EtymologyEdit

  • The spelling has been influenced by an assumed relationship with rhythm. Whether this relationship exists is uncertain (as stated above).

PronunciationEdit

NounEdit

rhyme (countable and uncountable, plural rhymes)

  1. (countable, uncountable) Rhyming verse (poetic form)
    Many editors say they don't want stories written in rhyme these days.
  2. A thought expressed in verse; a verse; a poem; a tale told in verse.
    Tennyson’s rhymes
  3. (countable) A word that rhymes with another.
    Norse poetry is littered with rhymes like "sól ... sunnan".
    Rap makes use of rhymes such as "money ... honey" and "nope ... dope".
    1. (countable, in particular) A word that rhymes with another, in that it is pronounced identically with the other word from the vowel in its stressed syllable to the end.
      "Awake" is a rhyme for "lake".
  4. (uncountable) Rhyming: sameness of sound of part of some words.
    The poem exhibits a peculiar form of rhyme.
  5. (linguistics) rime
  6. (obsolete) Number.

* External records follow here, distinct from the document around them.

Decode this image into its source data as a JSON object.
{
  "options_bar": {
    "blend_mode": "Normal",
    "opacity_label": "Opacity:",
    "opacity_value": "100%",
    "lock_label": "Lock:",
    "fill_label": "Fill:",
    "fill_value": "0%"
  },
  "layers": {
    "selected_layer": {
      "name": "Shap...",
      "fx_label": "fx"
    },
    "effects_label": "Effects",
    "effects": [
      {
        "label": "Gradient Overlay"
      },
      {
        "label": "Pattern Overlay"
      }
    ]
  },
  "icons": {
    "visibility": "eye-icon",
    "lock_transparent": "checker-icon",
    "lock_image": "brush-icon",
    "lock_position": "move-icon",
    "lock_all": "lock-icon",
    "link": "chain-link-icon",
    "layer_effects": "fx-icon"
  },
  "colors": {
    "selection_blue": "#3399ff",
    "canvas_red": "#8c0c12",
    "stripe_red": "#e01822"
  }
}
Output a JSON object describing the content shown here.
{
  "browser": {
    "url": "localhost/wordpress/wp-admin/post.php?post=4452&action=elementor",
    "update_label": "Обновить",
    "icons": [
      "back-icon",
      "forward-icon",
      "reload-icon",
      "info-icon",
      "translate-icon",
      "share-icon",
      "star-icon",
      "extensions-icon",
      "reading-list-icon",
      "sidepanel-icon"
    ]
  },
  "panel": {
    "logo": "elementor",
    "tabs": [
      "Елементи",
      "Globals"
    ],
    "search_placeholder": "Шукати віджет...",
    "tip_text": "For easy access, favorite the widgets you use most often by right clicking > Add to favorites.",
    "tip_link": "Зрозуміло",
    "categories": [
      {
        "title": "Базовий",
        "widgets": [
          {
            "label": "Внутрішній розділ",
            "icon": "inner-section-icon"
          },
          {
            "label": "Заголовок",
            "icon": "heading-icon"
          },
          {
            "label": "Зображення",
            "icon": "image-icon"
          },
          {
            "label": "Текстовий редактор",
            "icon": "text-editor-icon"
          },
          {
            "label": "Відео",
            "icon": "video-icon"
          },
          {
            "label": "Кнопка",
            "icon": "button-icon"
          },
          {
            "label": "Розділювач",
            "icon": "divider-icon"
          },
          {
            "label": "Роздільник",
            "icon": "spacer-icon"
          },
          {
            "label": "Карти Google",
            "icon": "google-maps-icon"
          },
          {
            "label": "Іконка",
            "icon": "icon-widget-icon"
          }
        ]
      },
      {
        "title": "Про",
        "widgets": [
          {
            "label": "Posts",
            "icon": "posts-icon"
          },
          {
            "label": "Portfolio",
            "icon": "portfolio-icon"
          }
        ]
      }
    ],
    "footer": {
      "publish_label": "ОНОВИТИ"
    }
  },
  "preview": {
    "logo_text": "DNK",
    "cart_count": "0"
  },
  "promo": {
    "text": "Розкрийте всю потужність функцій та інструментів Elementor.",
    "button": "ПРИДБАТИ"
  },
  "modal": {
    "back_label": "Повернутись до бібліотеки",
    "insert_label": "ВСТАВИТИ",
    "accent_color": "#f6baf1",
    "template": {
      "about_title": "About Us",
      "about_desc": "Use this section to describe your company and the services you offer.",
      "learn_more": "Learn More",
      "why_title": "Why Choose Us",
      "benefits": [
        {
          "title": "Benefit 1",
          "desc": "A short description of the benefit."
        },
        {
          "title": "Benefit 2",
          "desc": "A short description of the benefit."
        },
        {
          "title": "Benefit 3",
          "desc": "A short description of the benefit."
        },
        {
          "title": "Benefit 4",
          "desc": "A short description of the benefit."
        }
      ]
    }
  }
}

HyponymsEdit

Derived termsEdit

TranslationsEdit

VerbEdit

rhyme (third-person singular simple present rhymes, present participle rhyming, simple past and past participle rhymed)

  1. (transitive, intransitive) To compose or treat in verse; versify.
    • 1742, [Alexander Pope], “Book the Fourth”, in [[w:The Dunciad|The New Dunciad: As is[sic] It was Found in the Year 1741. []]], Dublin: [] George Faulkner, OCLC 696000712, lines 101-102:
      There marched the bard and blockhead, side by side,
      Who rhymed for hire, and patronized for pride.
  2. (intransitive, followed by with) Of a word, to be pronounced identically with another from the vowel in its stressed syllable to the end.
    "Creation" rhymes with "integration" and "station".
  3. (reciprocal) Of two or more words, to be pronounced identically from the vowel in the stressed syllable of each to the end of each.
    "Mug" and "rug" rhyme.
    '"India" and "windier" rhyme with each other in non-rhotic accents.
    I rewrote the story to make it rhyme.
  4. (intransitive, figuratively) To somewhat resemble or correspond with.
    • 2010, Tony Pipolo, Robert Bresson: A Passion for Film:
      In addition, the look rhymes with but inverts the meaning of the first silent look he gets instead of words when he asks Lucien in the photo shop if he remembers him, and Lucien shrugs his shoulders in denial.
  5. (transitive, obsolete) To number; count; reckon.

Derived termsEdit

TranslationsEdit

The translations below need to be checked and inserted above into the appropriate translation tables, removing any numbers. Numbers do not necessarily match those in definitions. See instructions at Wiktionary:Entry layout § Translations.

ReferencesEdit

AnagramsEdit


YolaEdit

NounEdit

rhyme

  1. Alternative form of reem